WHAT TO PRODUCE: When you reach the listing below, copy each line exactly.

INFORMATION GIVEN:

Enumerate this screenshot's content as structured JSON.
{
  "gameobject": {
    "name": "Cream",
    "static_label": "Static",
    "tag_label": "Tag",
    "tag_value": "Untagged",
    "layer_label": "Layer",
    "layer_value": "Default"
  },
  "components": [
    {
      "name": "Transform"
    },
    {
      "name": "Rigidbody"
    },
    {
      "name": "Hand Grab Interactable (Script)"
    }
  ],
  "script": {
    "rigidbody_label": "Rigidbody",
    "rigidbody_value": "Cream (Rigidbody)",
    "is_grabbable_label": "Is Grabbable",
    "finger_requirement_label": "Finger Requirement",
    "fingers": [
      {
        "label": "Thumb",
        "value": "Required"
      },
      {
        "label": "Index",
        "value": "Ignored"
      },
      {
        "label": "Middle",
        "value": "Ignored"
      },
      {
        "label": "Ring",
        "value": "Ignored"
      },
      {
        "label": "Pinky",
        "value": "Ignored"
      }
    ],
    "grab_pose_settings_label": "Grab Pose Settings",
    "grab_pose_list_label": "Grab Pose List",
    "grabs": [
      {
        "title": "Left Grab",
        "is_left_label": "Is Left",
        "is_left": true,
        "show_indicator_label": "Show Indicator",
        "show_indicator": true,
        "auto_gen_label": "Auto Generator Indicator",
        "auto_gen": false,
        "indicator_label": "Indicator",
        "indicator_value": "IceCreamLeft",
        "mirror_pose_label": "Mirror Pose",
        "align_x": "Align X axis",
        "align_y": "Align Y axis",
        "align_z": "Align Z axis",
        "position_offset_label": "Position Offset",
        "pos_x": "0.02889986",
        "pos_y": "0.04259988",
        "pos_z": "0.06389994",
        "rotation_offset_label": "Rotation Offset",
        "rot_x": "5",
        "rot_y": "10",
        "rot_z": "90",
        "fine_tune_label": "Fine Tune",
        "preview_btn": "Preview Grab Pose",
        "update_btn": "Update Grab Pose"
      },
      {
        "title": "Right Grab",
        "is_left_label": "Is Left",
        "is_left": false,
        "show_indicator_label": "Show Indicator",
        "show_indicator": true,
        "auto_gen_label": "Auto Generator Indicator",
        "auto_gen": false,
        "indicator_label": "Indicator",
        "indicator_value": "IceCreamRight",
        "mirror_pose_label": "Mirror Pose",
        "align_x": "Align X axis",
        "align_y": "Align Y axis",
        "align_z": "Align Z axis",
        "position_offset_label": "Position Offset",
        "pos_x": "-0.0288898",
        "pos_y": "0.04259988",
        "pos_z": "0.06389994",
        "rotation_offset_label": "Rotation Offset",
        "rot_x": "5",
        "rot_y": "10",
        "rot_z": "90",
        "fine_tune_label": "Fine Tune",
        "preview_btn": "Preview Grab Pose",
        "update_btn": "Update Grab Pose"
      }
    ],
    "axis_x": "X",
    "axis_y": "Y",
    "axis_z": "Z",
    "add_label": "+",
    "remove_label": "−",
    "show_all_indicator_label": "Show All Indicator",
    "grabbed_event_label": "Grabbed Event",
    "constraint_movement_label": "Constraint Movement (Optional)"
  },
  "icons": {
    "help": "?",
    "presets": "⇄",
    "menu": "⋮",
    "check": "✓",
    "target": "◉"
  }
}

WRITTEN ANSWER:
Enumerate this screenshot's content as structured JSON.
{
  "gameobject": {
    "name": "Cream",
    "static_label": "Static",
    "tag_label": "Tag",
    "tag_value": "Untagged",
    "layer_label": "Layer",
    "layer_value": "Default"
  },
  "components": [
    {
      "name": "Transform"
    },
    {
      "name": "Rigidbody"
    },
    {
      "name": "Hand Grab Interactable (Script)"
    }
  ],
  "script": {
    "rigidbody_label": "Rigidbody",
    "rigidbody_value": "Cream (Rigidbody)",
    "is_grabbable_label": "Is Grabbable",
    "finger_requirement_label": "Finger Requirement",
    "fingers": [
      {
        "label": "Thumb",
        "value": "Required"
      },
      {
        "label": "Index",
        "value": "Ignored"
      },
      {
        "label": "Middle",
        "value": "Ignored"
      },
      {
        "label": "Ring",
        "value": "Ignored"
      },
      {
        "label": "Pinky",
        "value": "Ignored"
      }
    ],
    "grab_pose_settings_label": "Grab Pose Settings",
    "grab_pose_list_label": "Grab Pose List",
    "grabs": [
      {
        "title": "Left Grab",
        "is_left_label": "Is Left",
        "is_left": true,
        "show_indicator_label": "Show Indicator",
        "show_indicator": true,
        "auto_gen_label": "Auto Generator Indicator",
        "auto_gen": false,
        "indicator_label": "Indicator",
        "indicator_value": "IceCreamLeft",
        "mirror_pose_label": "Mirror Pose",
        "align_x": "Align X axis",
        "align_y": "Align Y axis",
        "align_z": "Align Z axis",
        "position_offset_label": "Position Offset",
        "pos_x": "0.02889986",
        "pos_y": "0.04259988",
        "pos_z": "0.06389994",
        "rotation_offset_label": "Rotation Offset",
        "rot_x": "5",
        "rot_y": "10",
        "rot_z": "90",
        "fine_tune_label": "Fine Tune",
        "preview_btn": "Preview Grab Pose",
        "update_btn": "Update Grab Pose"
      },
      {
        "title": "Right Grab",
        "is_left_label": "Is Left",
        "is_left": false,
        "show_indicator_label": "Show Indicator",
        "show_indicator": true,
        "auto_gen_label": "Auto Generator Indicator",
        "auto_gen": false,
        "indicator_label": "Indicator",
        "indicator_value": "IceCreamRight",
        "mirror_pose_label": "Mirror Pose",
        "align_x": "Align X axis",
        "align_y": "Align Y axis",
        "align_z": "Align Z axis",
        "position_offset_label": "Position Offset",
        "pos_x": "-0.0288898",
        "pos_y": "0.04259988",
        "pos_z": "0.06389994",
        "rotation_offset_label": "Rotation Offset",
        "rot_x": "5",
        "rot_y": "10",
        "rot_z": "90",
        "fine_tune_label": "Fine Tune",
        "preview_btn": "Preview Grab Pose",
        "update_btn": "Update Grab Pose"
      }
    ],
    "axis_x": "X",
    "axis_y": "Y",
    "axis_z": "Z",
    "add_label": "+",
    "remove_label": "−",
    "show_all_indicator_label": "Show All Indicator",
    "grabbed_event_label": "Grabbed Event",
    "constraint_movement_label": "Constraint Movement (Optional)"
  },
  "icons": {
    "help": "?",
    "presets": "⇄",
    "menu": "⋮",
    "check": "✓",
    "target": "◉"
  }
}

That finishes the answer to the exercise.